If you are playing guitar for a certain time, surely you have tried to master alternate picking. This is a technique that a novice guitar player must learn in order to reach speed and the ability to play fast solos and melodic lines.
The theory behind alternate picking is very simple: when you play single note lines, you should always pick your notes with a down-stroke, then an upstroke, then a down-stroke, upstroke, down-stroke, and so forth, alternatively.
This kind of picking allows you to optimize the right-hand motion and reach speeds impossible to obtain with a one-way-only picking. If you never tried alternate picking, one simple exercise useful to get a feel is to play an open string with alternate motion: down, up, down, up, down, etcetera. Always remember to use a metronome when practicing this kind of exercises.
In this article we’re going to put our attention on a very specific issue that can emerge when applying alternate picking (if you need a complete introduction and basic exercises for alternate picking, please refer to the 22 2-String Alternate Speed Picking Exercises).
The main difficulty with alternate picking: Inside Picking.
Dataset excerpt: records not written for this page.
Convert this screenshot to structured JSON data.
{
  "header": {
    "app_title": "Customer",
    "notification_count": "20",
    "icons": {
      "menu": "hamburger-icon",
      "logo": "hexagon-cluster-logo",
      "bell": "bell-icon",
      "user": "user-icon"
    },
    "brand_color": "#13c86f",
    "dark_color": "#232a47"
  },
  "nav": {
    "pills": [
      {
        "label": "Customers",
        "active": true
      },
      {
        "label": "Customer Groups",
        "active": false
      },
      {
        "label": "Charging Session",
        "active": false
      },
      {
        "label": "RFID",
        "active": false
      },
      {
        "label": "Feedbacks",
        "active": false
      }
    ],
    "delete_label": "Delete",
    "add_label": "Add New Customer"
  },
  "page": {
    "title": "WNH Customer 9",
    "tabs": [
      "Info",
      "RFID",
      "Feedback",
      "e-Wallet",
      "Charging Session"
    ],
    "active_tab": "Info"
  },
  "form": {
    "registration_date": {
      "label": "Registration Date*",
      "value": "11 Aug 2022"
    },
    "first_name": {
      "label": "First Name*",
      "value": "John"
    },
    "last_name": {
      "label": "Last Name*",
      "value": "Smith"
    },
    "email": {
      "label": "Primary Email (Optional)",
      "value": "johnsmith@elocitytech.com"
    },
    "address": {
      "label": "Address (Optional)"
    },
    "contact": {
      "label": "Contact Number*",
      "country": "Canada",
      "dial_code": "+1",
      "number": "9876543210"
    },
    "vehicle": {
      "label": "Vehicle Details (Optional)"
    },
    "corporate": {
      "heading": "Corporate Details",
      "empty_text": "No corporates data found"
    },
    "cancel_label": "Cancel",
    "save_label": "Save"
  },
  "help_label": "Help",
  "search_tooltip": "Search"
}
Let’s take a look at the tabs below. Apparently they show the same exercise. But with an important difference: in the first exercise, the alternate picking starts with a down-stroke, while in the second with an upstroke.